● About this exercise: Note how many lines in the entries below contain the string "heading", and answer with that number and no other text.

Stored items
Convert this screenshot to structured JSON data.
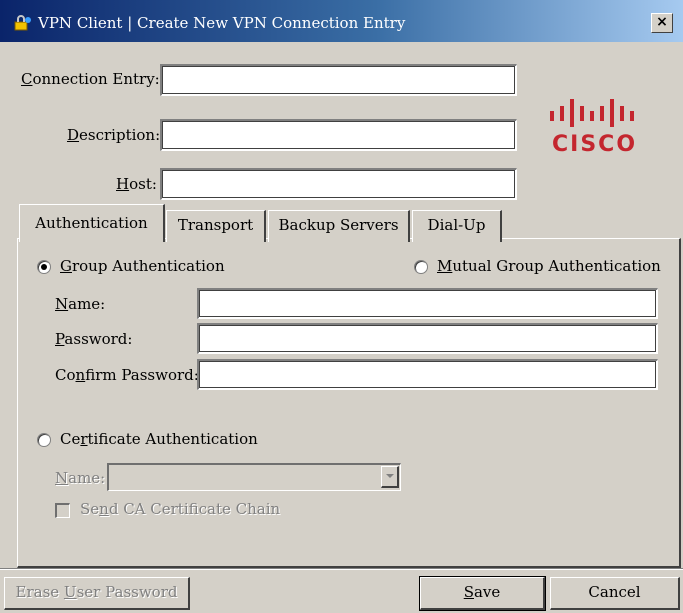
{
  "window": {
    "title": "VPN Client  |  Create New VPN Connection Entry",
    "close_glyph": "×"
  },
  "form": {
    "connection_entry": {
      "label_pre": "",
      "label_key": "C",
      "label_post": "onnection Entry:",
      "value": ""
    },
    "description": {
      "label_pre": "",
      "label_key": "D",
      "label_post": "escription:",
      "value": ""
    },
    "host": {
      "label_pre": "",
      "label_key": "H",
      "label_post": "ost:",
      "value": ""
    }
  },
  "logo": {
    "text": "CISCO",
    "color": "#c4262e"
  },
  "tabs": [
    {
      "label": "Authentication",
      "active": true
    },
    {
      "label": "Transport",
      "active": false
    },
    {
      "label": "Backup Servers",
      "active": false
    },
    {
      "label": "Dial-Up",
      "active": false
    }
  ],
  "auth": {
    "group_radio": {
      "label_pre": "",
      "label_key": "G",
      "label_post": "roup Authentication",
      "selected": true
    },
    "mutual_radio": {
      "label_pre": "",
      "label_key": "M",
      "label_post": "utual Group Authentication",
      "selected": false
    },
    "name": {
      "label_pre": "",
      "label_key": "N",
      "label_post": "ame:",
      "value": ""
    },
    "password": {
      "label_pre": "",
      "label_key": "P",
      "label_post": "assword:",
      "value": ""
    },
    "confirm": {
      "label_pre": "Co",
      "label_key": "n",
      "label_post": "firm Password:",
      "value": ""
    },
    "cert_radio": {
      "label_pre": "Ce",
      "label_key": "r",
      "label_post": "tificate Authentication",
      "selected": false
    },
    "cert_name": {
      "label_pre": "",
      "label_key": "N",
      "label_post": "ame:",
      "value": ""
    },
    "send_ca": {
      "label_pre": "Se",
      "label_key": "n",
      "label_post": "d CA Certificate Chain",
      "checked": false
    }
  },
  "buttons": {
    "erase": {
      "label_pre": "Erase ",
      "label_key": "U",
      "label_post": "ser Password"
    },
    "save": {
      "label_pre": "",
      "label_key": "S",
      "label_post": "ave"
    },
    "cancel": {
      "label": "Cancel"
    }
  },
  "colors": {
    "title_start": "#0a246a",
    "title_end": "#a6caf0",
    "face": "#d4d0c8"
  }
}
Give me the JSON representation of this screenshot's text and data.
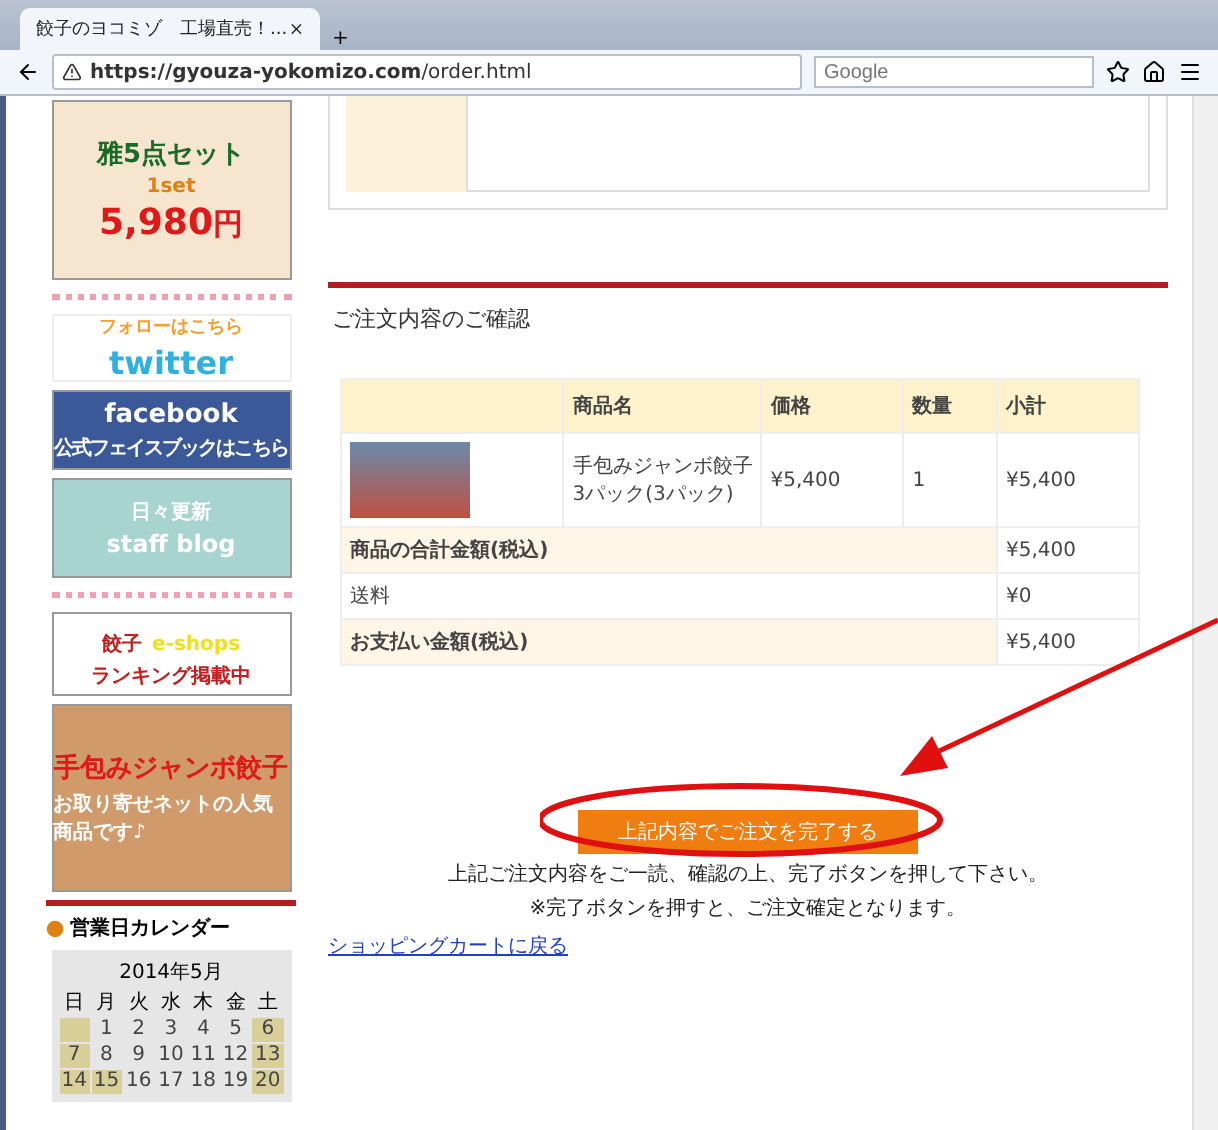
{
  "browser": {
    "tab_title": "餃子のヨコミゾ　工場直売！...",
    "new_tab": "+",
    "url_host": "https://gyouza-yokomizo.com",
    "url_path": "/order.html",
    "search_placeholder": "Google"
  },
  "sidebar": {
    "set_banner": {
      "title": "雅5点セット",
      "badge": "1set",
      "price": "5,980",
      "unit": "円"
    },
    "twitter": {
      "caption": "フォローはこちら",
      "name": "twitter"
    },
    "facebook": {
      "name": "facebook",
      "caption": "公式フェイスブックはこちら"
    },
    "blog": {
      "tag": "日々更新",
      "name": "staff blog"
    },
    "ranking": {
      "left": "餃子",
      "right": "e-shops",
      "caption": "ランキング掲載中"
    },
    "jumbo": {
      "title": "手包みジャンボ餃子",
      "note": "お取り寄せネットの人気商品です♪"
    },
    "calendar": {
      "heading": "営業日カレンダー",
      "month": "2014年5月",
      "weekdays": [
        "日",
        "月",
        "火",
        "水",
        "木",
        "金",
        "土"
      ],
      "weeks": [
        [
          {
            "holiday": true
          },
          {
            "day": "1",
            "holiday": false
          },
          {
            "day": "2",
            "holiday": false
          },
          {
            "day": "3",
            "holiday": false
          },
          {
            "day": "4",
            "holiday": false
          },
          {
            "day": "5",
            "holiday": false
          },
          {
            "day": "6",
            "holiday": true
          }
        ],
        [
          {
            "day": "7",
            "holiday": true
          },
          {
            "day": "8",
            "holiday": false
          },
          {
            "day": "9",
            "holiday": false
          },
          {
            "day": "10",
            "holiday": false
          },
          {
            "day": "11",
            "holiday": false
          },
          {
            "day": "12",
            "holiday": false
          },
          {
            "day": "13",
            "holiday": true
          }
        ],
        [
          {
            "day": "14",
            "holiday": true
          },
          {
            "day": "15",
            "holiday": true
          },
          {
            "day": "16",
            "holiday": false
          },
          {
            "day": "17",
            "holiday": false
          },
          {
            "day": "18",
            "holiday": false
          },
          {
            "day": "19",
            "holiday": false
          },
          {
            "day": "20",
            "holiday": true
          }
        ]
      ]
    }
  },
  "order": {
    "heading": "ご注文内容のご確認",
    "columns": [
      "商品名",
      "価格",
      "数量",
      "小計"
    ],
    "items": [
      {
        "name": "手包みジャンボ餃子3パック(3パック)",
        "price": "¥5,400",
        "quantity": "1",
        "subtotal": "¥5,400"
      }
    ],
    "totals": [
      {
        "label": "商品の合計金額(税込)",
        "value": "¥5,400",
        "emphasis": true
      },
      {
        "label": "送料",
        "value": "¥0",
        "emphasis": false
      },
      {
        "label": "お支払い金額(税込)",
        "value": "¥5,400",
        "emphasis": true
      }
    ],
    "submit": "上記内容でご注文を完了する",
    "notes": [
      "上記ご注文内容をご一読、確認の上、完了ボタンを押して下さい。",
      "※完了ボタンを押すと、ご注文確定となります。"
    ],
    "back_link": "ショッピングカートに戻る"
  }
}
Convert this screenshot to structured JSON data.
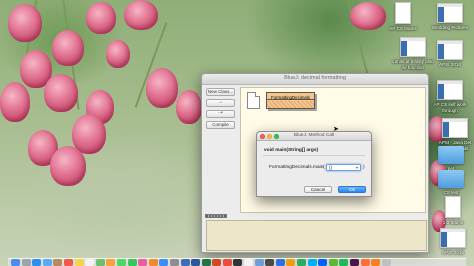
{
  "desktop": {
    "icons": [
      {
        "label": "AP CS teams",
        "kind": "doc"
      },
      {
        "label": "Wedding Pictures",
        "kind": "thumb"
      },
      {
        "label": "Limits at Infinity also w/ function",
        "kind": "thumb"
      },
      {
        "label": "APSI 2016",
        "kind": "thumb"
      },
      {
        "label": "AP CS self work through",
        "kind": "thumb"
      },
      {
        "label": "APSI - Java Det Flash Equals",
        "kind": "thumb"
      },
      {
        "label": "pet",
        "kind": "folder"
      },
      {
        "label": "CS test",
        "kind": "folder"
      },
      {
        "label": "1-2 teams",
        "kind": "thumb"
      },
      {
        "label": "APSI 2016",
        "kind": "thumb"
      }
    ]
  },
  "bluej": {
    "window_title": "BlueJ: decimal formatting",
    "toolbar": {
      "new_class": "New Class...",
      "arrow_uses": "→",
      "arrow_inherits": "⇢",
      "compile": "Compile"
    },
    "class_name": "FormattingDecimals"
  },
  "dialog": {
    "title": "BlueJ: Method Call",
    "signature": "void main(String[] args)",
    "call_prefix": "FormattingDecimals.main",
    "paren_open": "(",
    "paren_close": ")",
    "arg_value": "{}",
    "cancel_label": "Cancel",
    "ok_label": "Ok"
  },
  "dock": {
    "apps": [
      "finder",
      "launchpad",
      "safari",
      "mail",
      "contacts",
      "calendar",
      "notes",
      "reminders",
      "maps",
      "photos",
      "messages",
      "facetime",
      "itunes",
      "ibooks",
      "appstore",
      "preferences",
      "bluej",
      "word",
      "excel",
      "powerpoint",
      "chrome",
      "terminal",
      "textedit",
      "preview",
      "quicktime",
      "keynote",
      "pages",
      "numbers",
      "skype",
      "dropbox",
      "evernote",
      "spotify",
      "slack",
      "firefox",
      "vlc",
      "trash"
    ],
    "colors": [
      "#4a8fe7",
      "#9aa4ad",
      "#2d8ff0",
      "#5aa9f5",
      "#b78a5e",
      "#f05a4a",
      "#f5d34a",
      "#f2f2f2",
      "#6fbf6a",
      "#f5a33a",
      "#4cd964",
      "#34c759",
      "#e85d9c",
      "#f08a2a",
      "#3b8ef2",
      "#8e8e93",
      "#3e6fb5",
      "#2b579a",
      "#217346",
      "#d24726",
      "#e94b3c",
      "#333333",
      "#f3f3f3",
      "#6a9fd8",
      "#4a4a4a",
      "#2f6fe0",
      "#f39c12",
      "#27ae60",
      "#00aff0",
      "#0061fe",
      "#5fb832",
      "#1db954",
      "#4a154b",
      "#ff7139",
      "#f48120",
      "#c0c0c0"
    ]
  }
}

● Reply: 2